- By the end of January 2024, state agencies will receive guidance on the hiring process to emphasize skills and work experience as work qualifications over degrees in jobs where degrees or certifications are not required by law. Agencies are told to “provide alternative pathways to qualification whenever possible.”
- “So long as there are unnecessary barriers to state employment opportunities, the state will not be well positioned to recruit, advance and retain the workforce needed to deliver uninterrupted, high quality, and effective services and programs to Minnesotans,” the executive order reads.
Minnesota joins a slew of states, including Alaska, Pennsylvania, Utah and Virginia, ending four-year degree requirements for certain government jobs. The push is in part to open up jobs to a wider talent pool — especially as hiring challenges continue to plague state and local governments.
To improve recruiting and retention, some state and local governments have pushed to build clear career pathing and better training opportunities, one expert previously told HR Dive.
Other studies have shown that many job postings require degrees when degrees are likely not a good evaluation of the skills required for the job, a Bain & Co., OneTen and Grads of Life report found. Focusing on job skills instead may open up jobs to a more diverse pool of applicants, the report noted.

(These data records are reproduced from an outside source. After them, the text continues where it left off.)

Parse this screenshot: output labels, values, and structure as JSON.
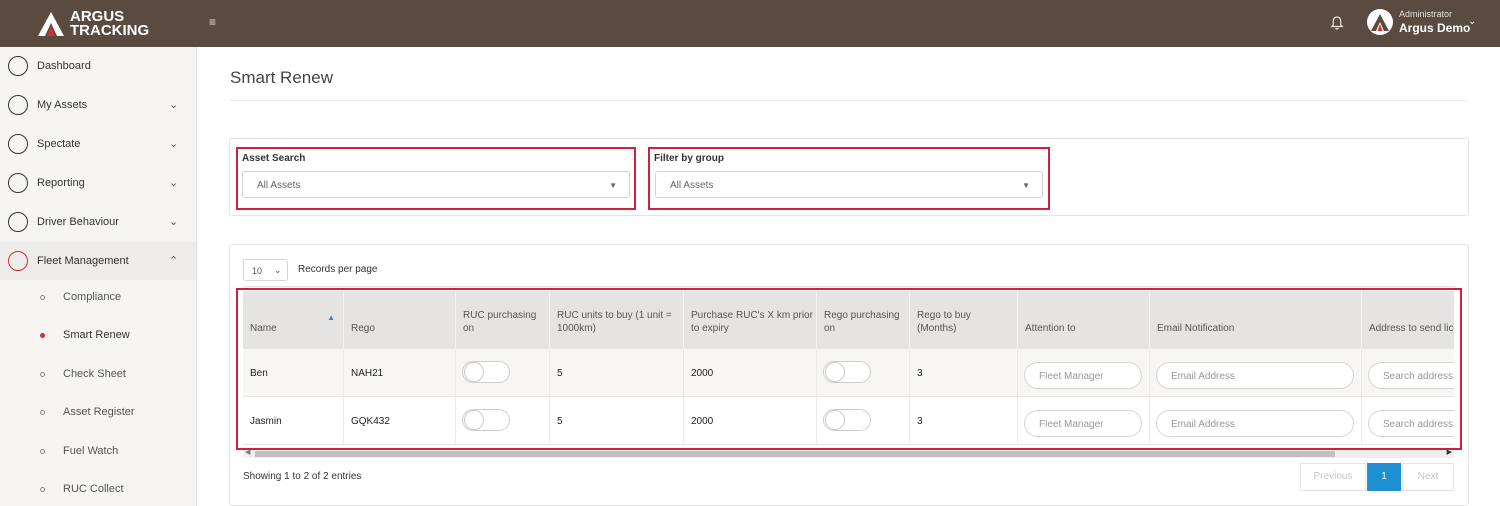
{
  "header": {
    "logo_line1": "ARGUS",
    "logo_line2": "TRACKING",
    "user_role": "Administrator",
    "user_name": "Argus Demo",
    "bar_color": "#5a4a40"
  },
  "sidebar": {
    "items": [
      {
        "label": "Dashboard",
        "icon": "speedometer-icon"
      },
      {
        "label": "My Assets",
        "icon": "assets-icon"
      },
      {
        "label": "Spectate",
        "icon": "location-pin-icon"
      },
      {
        "label": "Reporting",
        "icon": "report-icon"
      },
      {
        "label": "Driver Behaviour",
        "icon": "lightbulb-icon"
      },
      {
        "label": "Fleet Management",
        "icon": "car-icon"
      }
    ],
    "sub_items": [
      {
        "label": "Compliance"
      },
      {
        "label": "Smart Renew"
      },
      {
        "label": "Check Sheet"
      },
      {
        "label": "Asset Register"
      },
      {
        "label": "Fuel Watch"
      },
      {
        "label": "RUC Collect"
      }
    ],
    "active_sub": "Smart Renew",
    "accent": "#d32f2f"
  },
  "page": {
    "title": "Smart Renew"
  },
  "filters": {
    "asset_search_label": "Asset Search",
    "asset_search_value": "All Assets",
    "group_label": "Filter by group",
    "group_value": "All Assets",
    "highlight_color": "#d0213a"
  },
  "table": {
    "length_value": "10",
    "length_label": "Records per page",
    "columns": [
      "Name",
      "Rego",
      "RUC purchasing on",
      "RUC units to buy (1 unit = 1000km)",
      "Purchase RUC's X km prior to expiry",
      "Rego purchasing on",
      "Rego to buy (Months)",
      "Attention to",
      "Email Notification",
      "Address to send lic"
    ],
    "rows": [
      {
        "name": "Ben",
        "rego": "NAH21",
        "ruc_units": "5",
        "ruc_prior": "2000",
        "rego_months": "3"
      },
      {
        "name": "Jasmin",
        "rego": "GQK432",
        "ruc_units": "5",
        "ruc_prior": "2000",
        "rego_months": "3"
      }
    ],
    "placeholders": {
      "attention": "Fleet Manager",
      "email": "Email Address",
      "address": "Search address,"
    },
    "info": "Showing 1 to 2 of 2 entries",
    "pager": {
      "previous": "Previous",
      "current": "1",
      "next": "Next"
    },
    "pager_color": "#1e8fd0"
  }
}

And increasingly, many Americans are skeptical of the value of a four-year degree, other polls have shown.